variable, so you can also find the standard deviation of the
random variable. In the case of a random variable, the
standard deviation is given by
For random variable T, the total number of
heads in 3 tosses of a fair coin, the standard deviation
computed by the rightmost formula is
SD[T] = Square Root of [0^{2} (1/8) + 1^{2} (3/8) + 2^{2} (3/8) + 3^{2} (1/8)
 (3/2)^{2}] = Square Root of [3/4] = 3^{1/2}/2

The Binomial Random Variable
 DefinitionA
binomial random variable with parameters n and p is a count of
the number of successes in n experiments (or trials).
 Each
trial can result in only two outcomes, a success, S, or
a failure, F.
 The
probability of a success on any trial is P[S] = p and
the probability of a failure on any trial is P[F] = 1p
= q
 The
outcome of any trial has no effect on outcomes of other
trials.
 The
binomial random variable is a count of the number of
successes in n trials.
An example is the toss of a fair coin 3 times. If you
think of a success as a head, the count of the number of heads
in 3 tosses satisfies the definition of a binomial random
variable. Here n=3 and p=1/2.
Another example is the drawing of 2 balls with replacement
from a container with 20 balls, 10 of which are red and 10
white. A red ball is considered a success.
Then the count of red balls is a binomial random variable with
n=2 and p=1/2. If the drawing is without replacement,
the probabilities of a red ball change from draw to draw, so
the count of red balls is no longer a binomial random
variable.

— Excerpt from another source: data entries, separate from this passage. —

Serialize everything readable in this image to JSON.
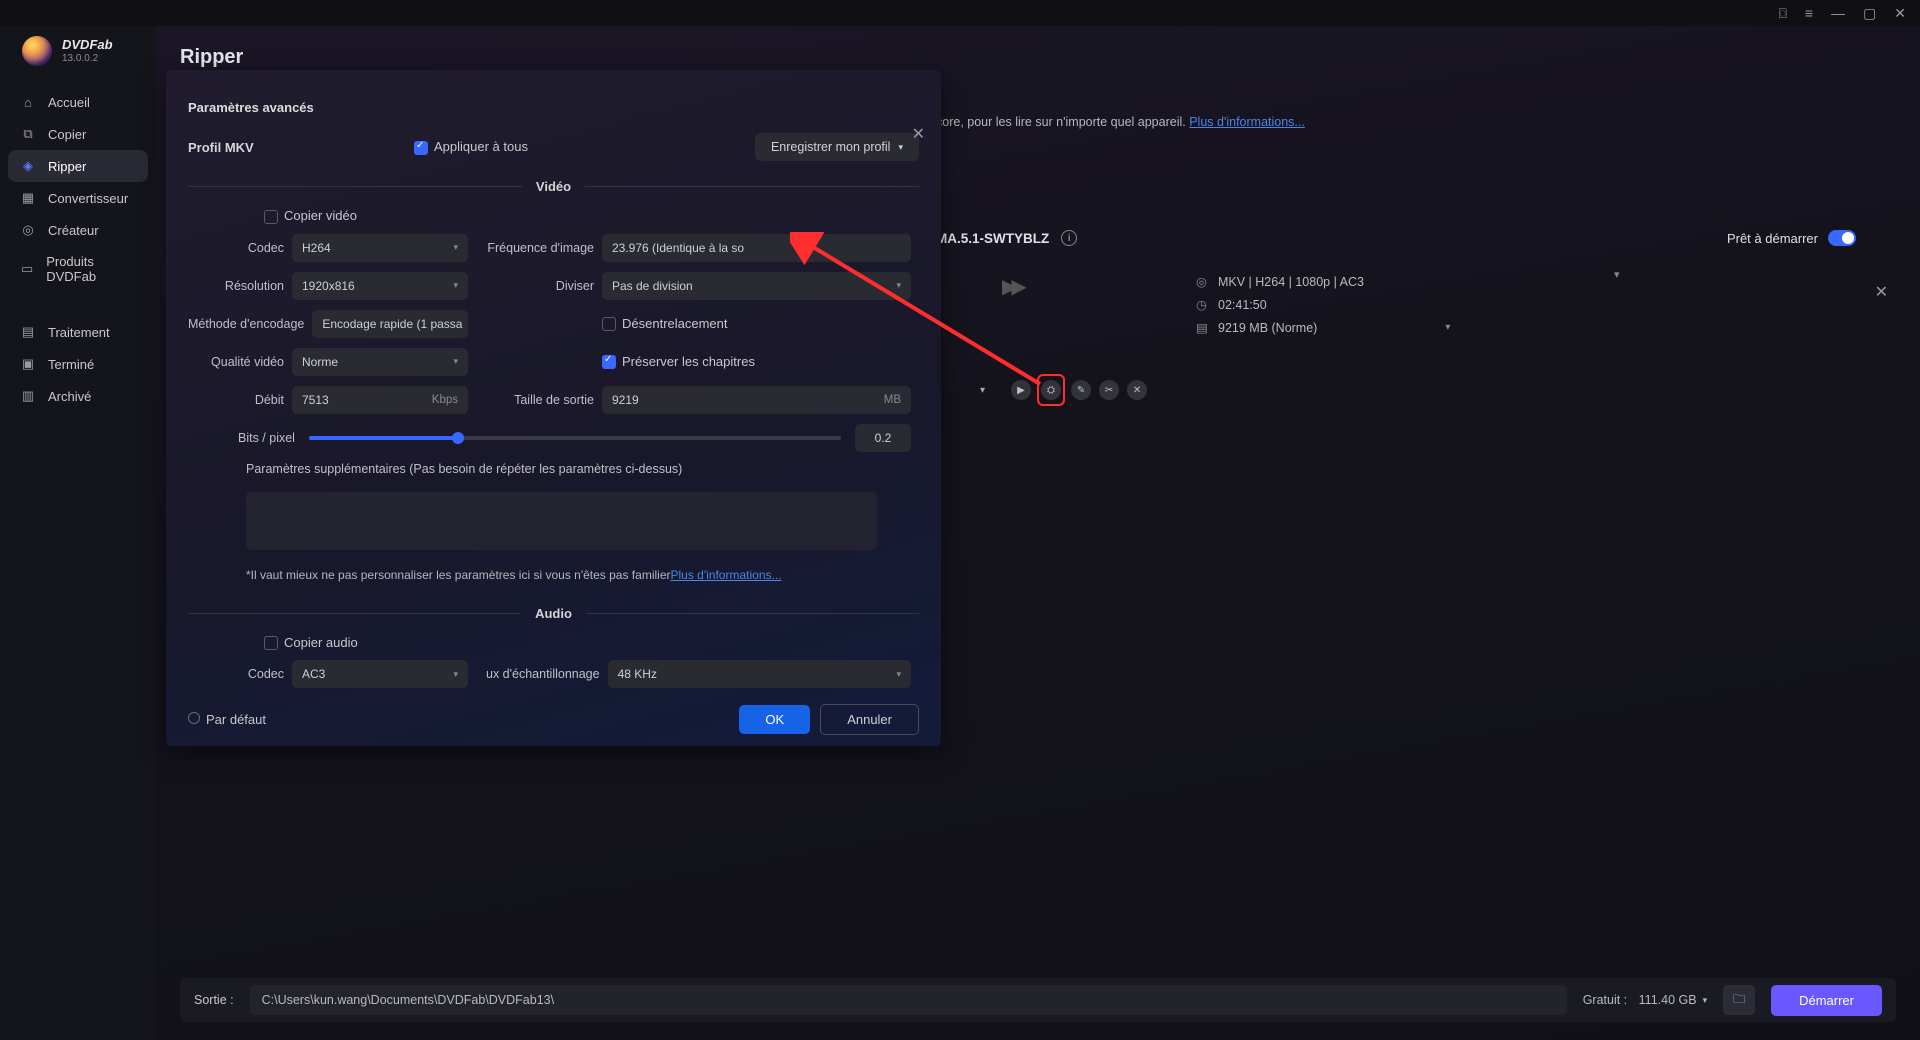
{
  "app": {
    "name": "DVDFab",
    "version": "13.0.0.2"
  },
  "sidebar": {
    "items": [
      {
        "label": "Accueil"
      },
      {
        "label": "Copier"
      },
      {
        "label": "Ripper"
      },
      {
        "label": "Convertisseur"
      },
      {
        "label": "Créateur"
      },
      {
        "label": "Produits DVDFab"
      }
    ],
    "sections": [
      {
        "label": "Traitement"
      },
      {
        "label": "Terminé"
      },
      {
        "label": "Archivé"
      }
    ]
  },
  "page": {
    "title": "Ripper",
    "desc_tail": "core, pour les lire sur n'importe quel appareil. ",
    "more_link": "Plus d'informations..."
  },
  "item": {
    "title_tail": "MA.5.1-SWTYBLZ",
    "ready": "Prêt à démarrer",
    "format": "MKV | H264 | 1080p | AC3",
    "duration": "02:41:50",
    "size": "9219 MB (Norme)"
  },
  "panel": {
    "subtitle": "Paramètres avancés",
    "profile_label": "Profil  MKV",
    "apply_all": "Appliquer à tous",
    "save_profile": "Enregistrer mon profil",
    "video": {
      "heading": "Vidéo",
      "copy_video": "Copier vidéo",
      "codec_l": "Codec",
      "codec_v": "H264",
      "res_l": "Résolution",
      "res_v": "1920x816",
      "enc_l": "Méthode d'encodage",
      "enc_v": "Encodage rapide (1 passa",
      "q_l": "Qualité vidéo",
      "q_v": "Norme",
      "bitrate_l": "Débit",
      "bitrate_v": "7513",
      "bitrate_u": "Kbps",
      "fps_l": "Fréquence d'image",
      "fps_v": "23.976 (Identique à la so",
      "split_l": "Diviser",
      "split_v": "Pas de division",
      "deint": "Désentrelacement",
      "chapters": "Préserver les chapitres",
      "out_l": "Taille de sortie",
      "out_v": "9219",
      "out_u": "MB",
      "bpp_l": "Bits / pixel",
      "bpp_v": "0.2",
      "extra_l": "Paramètres supplémentaires (Pas besoin de répéter les paramètres ci-dessus)",
      "note_pre": "*Il vaut mieux ne pas personnaliser les paramètres ici si vous n'êtes pas familier",
      "note_link": "Plus d'informations..."
    },
    "audio": {
      "heading": "Audio",
      "copy_audio": "Copier audio",
      "codec_l": "Codec",
      "codec_v": "AC3",
      "sr_l": "ux d'échantillonnage",
      "sr_v": "48 KHz"
    },
    "default": "Par défaut",
    "ok": "OK",
    "cancel": "Annuler"
  },
  "footer": {
    "out_l": "Sortie :",
    "out_path": "C:\\Users\\kun.wang\\Documents\\DVDFab\\DVDFab13\\",
    "free_l": "Gratuit :",
    "free_v": "111.40 GB",
    "start": "Démarrer"
  }
}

However, when the number of balls drawn is
much smaller than the total number of balls in the container,
the count of red balls will be distributed almost like a
binomial random variable.
 Probability
Distribution of a Binomial Random Variable with parameters n
and p.
Since the binomial random variable is a count of the number of
successes in n trials, the number of successes can only be an
integer between 0 and n. Thus, if X is the total number
of successes in n trials, P[X=k] will only be nonzero for
k=0,1,2,3,...,n. The formula for P[X=k] is
where